The Reserve Bank of India had announced a Liberalised Remittance Scheme (the Scheme) in February 2004 as a step towards further simplification and liberalization of the foreign exchange facilities available to resident individuals. As per the Scheme, resident individuals may remit up to USD 200,000 per financial year for any permitted capital and current account transactions or a combination of both. The Scheme was operationalised vide A.P. (DIR Series) Circular No. 64 dated February 4, 2004.
Q.1. What is the Liberalised Remittance Scheme of USD 200,000?
Ans. Under the Liberalised Remittance Scheme, all resident individuals, including minors, are allowed to freely remit up to USD 200,000 per financial year (April -- March) for any permissible current or capital account transaction or a combination of both.
Q.2. Please provide an illustrative list of capital account transactions permitted under the scheme.
Ans.. Under the Scheme, resident individuals can acquire and hold immovable property or shares or debt instruments or any other assets outside India, without prior approval of the Reserve Bank. Individuals can also open, maintain and hold foreign currency accounts with banks outside India for carrying out transactions permitted under the Scheme.
Q. 3. What are the prohibited items under the Scheme?
Ans. The remittance facility under the Scheme is not available for the following:
i) Remittance for any purpose specifically prohibited under Schedule-I (like purchase of lottery tickets/sweep stakes, proscribed magazines, etc.) or any item restricted under Schedule II of Foreign Exchange Management (Current Account Transactions) Rules, 2000;
ii) Remittance from India for margins or margin calls to overseas exchanges / overseas counterparty;
iii) Remittances for purchase of FCCBs issued by Indian companies in the overseas secondary market;
iv) Remittance for trading in foreign exchange abroad;
v) Remittance by a resident individual for setting up a company abroad;
vi) Remittances directly or indirectly to Bhutan, Nepal, Mauritius and Pakistan;
vii) Remittances directly or indirectly to countries identified by the Financial Action Task Force (FATF) as "non co-operative countries and territories", from time to time; and
viii) Remittances directly or indirectly to those individuals and entities identified as posing significant risk of committing acts of terrorism as advised separately by the Reserve Bank to the banks.
Q.4. Whether LRS facility is in addition to existing facilities detailed in Schedule III under remittances?

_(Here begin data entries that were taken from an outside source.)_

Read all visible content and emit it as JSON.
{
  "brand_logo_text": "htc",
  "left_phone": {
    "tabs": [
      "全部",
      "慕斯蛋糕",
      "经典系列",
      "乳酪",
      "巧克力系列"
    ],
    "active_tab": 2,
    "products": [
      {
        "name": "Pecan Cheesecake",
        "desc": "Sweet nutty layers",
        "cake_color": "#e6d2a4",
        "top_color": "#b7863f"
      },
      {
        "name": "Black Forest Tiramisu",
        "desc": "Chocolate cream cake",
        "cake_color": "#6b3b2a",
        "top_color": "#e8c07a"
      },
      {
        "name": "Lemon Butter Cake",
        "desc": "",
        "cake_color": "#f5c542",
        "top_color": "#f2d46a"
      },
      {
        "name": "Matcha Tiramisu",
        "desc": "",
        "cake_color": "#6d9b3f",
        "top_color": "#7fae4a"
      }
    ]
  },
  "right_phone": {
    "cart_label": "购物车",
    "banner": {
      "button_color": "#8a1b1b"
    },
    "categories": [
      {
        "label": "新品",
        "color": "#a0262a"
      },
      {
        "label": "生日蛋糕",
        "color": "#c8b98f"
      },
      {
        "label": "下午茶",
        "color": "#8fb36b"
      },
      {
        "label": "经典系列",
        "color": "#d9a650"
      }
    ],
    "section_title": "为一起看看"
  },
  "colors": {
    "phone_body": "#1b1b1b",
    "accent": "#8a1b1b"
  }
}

Ans. Yes, The facility under the Scheme is in addition to those already available for private travel, business travel, studies, medical treatment, etc., as described in Schedule III of Foreign Exchange Management (Current Account Transactions) Rules, 2000. The Scheme can also be used for these purposes.
However, remittances for gift and donation can not be made separately and have to be made under the Scheme only. Accordingly, resident individuals can remit towards gifts and donations up to USD 200,000 per financial year under the Scheme.
Further, a resident individual can give rupee gifts to his visiting NRI/PIO close relatives [means relative as defined in Section 6 of the Companies Act, 1956] by way of crossed cheque/electronic transfer within the overall limit of USD 200,000 per financial year for the resident individual and the gifted amount should be credited to the beneficiary''s NRO account. An individual resident can lend money by way of crossed cheque /electronic transfer to a Non resident Indian (NRI)/ Person of Indian Origin (PIO) close relative [means relative as defined in Section 6 of the Companies Act, 1956] within the overall limit of USD 200,000 per financial year under the Liberalised Remittance Scheme, to meet the borrower''s personal or business requirements in India, subject to...